schedules. Altering page sizes can make a huge difference to the price
according to whether the work goes on one machine or another.
How is he going to pay you? This could be a very bad risk if he isn't
willing to pay at least a hefty deposit up front. If that's not possible,
and you're not buying in a lot of materials to do the work, you could
negotiate him paying in instalments as you deliver the copies.
Are you just binding, or also printing? If the latter, you do need to be
extra careful about making sure you get paid.
Can you 'subcontract' any of the work? I'd want to farm out the less skilled
side of it (cutting standard 'parts', folding and stitching maybe).
Is your 'workshop' set up for this kind of volume? Do you have the equipment
to handle more than one or two copies at a time?
Pricing: cost of materials may be easy to work out, while your time and
overhead (you paid for all your equipment, he shouldn't expect to get the
use of it for free) will be more an area for judgement. Rough out some
figures based on how many hours bookbinding you do in a year, and what your
total outgoings on items other than materials are, then estimate how long
this is going to take you. Don't forget heating and lighting the space,
rent. Materials costs should be marked up for handling, storing, accounting.
Do you want to do this as a loss leader, in the hope that all his friends
are writing poetry too? If so, be sure you're being realistic! Don't be
tempted to compare what you are asking with the shop prices of poetry books.
A friend of mine produced a limited edition of a family memoir for someone
recently. I think it was around twenty four copies, scanning in 'scrapbook'
items, and including wordprocessing the text. She ended up charging around
40 pounds (60 dollars) for each copy, printed on premium paper, but unbound,
and she admitted that wasn't nearly enough.
I'm in the UK, so I don't understand your income tax system, but if I
started doing this and I was scrupulously honest, I'd be paying tax on the
'profit', i.e. the charge for my time. I'm not sure our Revenue would accept
that a commission of this size was just a hobby.
Re storage, be sure he'll take the books away before you start falling over
them and finding you don't have room to make the next batch.
If he vanishes, and leaves you with 100 books and the deposit, do they have
any value at all? My father is currently making beautiful hand made paper
with the entire first run of the above mentioned family memoire, which the

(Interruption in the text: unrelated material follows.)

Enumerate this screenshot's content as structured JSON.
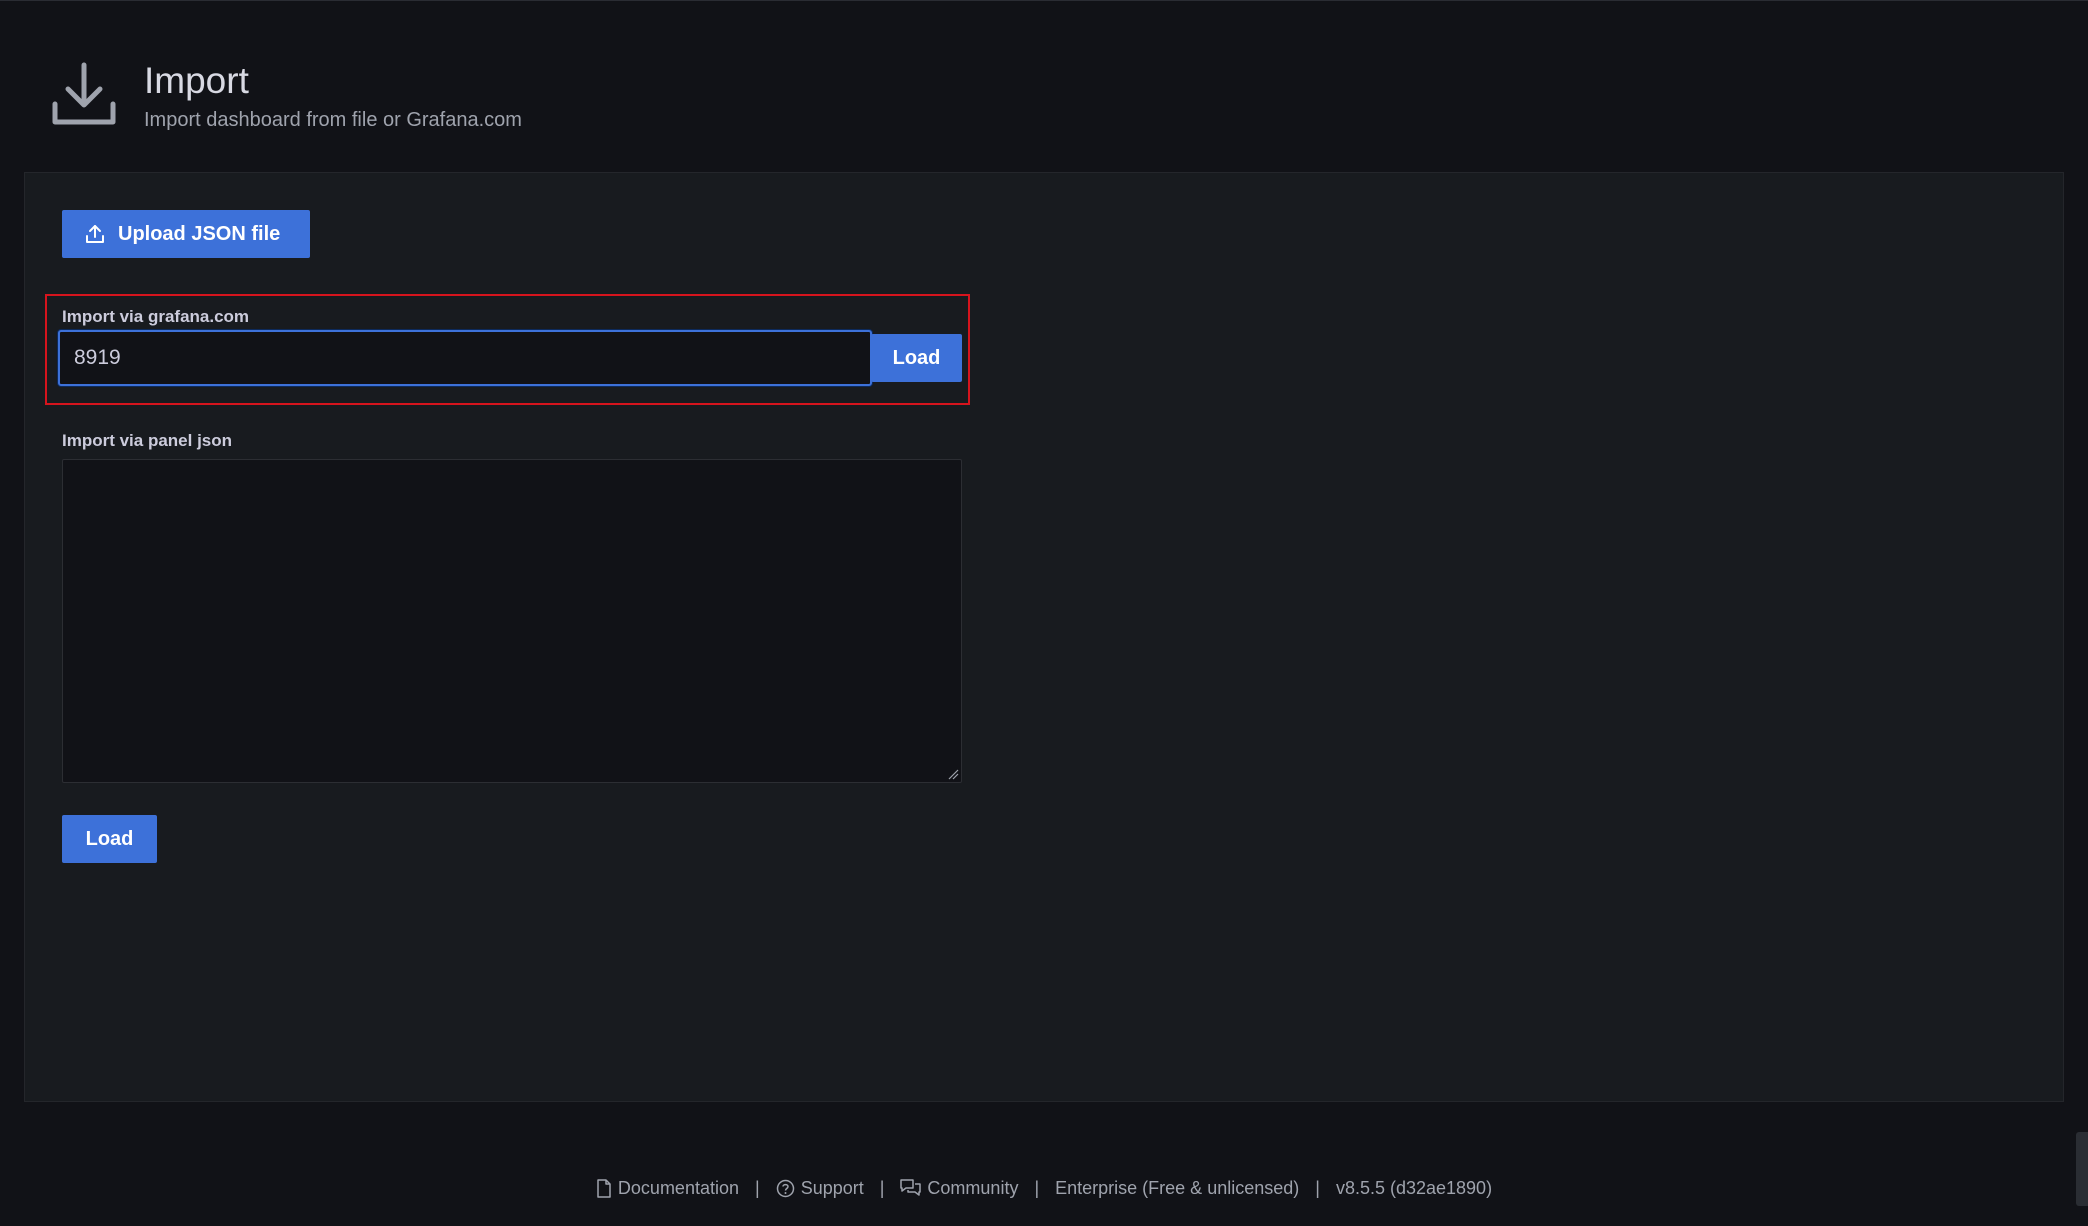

printer managed to produce with the back-to-back pages upside down (I'm sure
there's a technical term for all of that.)
I should say that as an accountant, I can talk anyone out of doing anything.